> **DATASET RECORDS**
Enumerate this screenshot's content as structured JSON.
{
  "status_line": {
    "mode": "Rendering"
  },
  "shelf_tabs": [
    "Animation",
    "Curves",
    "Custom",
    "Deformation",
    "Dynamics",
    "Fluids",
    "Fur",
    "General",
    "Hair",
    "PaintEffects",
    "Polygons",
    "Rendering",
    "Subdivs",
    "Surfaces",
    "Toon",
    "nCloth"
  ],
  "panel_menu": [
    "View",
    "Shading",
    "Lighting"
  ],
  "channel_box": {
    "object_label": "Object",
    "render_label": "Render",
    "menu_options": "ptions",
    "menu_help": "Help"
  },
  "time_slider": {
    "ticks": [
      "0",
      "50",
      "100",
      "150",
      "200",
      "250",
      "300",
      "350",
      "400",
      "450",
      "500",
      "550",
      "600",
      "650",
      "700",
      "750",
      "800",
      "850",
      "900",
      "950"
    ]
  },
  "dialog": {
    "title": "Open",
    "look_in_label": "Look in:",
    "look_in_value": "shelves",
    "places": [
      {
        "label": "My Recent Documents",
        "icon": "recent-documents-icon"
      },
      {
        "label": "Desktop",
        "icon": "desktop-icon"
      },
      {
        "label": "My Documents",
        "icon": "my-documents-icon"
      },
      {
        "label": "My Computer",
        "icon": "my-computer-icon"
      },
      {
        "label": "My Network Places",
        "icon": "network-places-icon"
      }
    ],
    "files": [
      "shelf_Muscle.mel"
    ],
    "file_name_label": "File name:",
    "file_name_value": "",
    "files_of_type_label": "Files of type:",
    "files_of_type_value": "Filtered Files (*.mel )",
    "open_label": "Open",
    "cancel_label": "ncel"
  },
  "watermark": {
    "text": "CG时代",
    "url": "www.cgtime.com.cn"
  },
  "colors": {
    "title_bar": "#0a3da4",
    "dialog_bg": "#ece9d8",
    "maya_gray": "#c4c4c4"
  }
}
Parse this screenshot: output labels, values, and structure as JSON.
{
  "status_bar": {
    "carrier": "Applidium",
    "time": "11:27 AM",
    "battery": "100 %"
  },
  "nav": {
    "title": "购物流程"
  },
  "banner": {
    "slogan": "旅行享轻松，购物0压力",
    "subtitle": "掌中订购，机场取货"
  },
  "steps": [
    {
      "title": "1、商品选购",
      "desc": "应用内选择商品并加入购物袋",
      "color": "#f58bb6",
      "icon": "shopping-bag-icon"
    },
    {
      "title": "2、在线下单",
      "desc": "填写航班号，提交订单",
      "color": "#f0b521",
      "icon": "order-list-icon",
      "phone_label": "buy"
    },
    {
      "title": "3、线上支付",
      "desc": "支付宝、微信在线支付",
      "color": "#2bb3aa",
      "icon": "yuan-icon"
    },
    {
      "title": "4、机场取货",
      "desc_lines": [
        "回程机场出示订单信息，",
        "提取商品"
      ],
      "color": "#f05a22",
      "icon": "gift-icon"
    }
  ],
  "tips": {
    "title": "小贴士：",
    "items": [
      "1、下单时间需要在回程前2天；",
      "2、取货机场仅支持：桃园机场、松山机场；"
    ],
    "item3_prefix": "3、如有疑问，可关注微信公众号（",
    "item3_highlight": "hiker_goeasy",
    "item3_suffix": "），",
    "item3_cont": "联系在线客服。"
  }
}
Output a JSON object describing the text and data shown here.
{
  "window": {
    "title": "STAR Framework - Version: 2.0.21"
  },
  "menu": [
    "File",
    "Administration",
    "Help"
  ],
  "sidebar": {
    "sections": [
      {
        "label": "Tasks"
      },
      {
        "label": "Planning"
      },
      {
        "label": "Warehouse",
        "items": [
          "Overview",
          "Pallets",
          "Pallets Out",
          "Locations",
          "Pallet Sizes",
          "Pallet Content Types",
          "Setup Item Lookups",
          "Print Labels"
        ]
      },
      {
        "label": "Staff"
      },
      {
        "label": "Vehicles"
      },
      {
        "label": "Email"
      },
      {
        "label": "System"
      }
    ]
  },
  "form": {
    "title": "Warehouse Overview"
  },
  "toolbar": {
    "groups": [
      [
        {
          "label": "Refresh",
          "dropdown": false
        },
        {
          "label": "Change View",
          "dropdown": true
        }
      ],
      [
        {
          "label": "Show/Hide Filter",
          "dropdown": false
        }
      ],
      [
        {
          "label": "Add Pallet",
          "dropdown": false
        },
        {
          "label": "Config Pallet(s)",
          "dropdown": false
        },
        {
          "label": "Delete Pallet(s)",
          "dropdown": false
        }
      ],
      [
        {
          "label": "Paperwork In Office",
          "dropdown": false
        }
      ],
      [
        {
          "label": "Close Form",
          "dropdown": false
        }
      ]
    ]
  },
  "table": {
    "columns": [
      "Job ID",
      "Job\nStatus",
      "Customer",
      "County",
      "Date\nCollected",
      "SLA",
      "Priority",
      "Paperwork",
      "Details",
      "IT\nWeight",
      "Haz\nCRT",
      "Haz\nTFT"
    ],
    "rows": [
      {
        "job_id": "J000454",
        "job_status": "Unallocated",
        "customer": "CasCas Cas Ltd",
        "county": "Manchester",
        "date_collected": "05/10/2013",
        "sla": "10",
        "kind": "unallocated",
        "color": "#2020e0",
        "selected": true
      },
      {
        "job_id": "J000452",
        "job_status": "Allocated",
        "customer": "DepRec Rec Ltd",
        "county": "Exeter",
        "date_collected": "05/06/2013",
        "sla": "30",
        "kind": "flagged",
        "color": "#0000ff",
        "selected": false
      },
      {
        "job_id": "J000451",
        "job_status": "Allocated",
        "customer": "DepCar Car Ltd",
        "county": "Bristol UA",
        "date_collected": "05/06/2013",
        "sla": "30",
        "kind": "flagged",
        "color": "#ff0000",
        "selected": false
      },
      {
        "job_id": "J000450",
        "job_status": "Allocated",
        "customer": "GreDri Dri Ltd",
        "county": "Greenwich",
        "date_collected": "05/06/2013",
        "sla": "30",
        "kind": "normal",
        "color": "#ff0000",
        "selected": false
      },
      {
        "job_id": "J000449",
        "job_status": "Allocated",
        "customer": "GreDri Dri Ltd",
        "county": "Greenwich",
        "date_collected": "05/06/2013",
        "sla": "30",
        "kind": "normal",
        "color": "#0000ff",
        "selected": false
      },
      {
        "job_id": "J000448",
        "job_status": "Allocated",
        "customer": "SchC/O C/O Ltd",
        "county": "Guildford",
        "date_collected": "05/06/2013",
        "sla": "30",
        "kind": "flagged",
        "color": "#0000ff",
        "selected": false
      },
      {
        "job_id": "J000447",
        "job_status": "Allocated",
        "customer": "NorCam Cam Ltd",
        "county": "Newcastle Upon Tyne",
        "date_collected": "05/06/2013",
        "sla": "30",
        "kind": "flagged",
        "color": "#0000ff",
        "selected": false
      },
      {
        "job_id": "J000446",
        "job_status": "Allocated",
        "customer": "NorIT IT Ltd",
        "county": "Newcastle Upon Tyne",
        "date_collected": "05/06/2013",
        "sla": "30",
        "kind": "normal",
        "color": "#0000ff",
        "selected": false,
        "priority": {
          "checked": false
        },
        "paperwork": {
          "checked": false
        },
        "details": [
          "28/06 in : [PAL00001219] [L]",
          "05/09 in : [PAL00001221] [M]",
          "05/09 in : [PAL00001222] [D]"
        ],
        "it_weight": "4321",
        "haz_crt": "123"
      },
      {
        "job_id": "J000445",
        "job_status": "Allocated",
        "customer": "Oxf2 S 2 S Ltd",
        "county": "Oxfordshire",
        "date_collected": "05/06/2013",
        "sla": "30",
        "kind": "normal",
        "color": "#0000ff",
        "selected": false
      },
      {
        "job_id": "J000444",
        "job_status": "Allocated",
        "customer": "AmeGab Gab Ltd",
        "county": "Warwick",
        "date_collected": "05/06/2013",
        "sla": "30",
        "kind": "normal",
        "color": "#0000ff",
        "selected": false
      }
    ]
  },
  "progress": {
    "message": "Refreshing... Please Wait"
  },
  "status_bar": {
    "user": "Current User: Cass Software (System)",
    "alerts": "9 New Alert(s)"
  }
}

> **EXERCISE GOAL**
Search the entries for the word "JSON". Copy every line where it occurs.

> **RESULT OF THIS EXERCISE**
Enumerate this screenshot's content as structured JSON.
Parse this screenshot: output labels, values, and structure as JSON.
Output a JSON object describing the text and data shown here.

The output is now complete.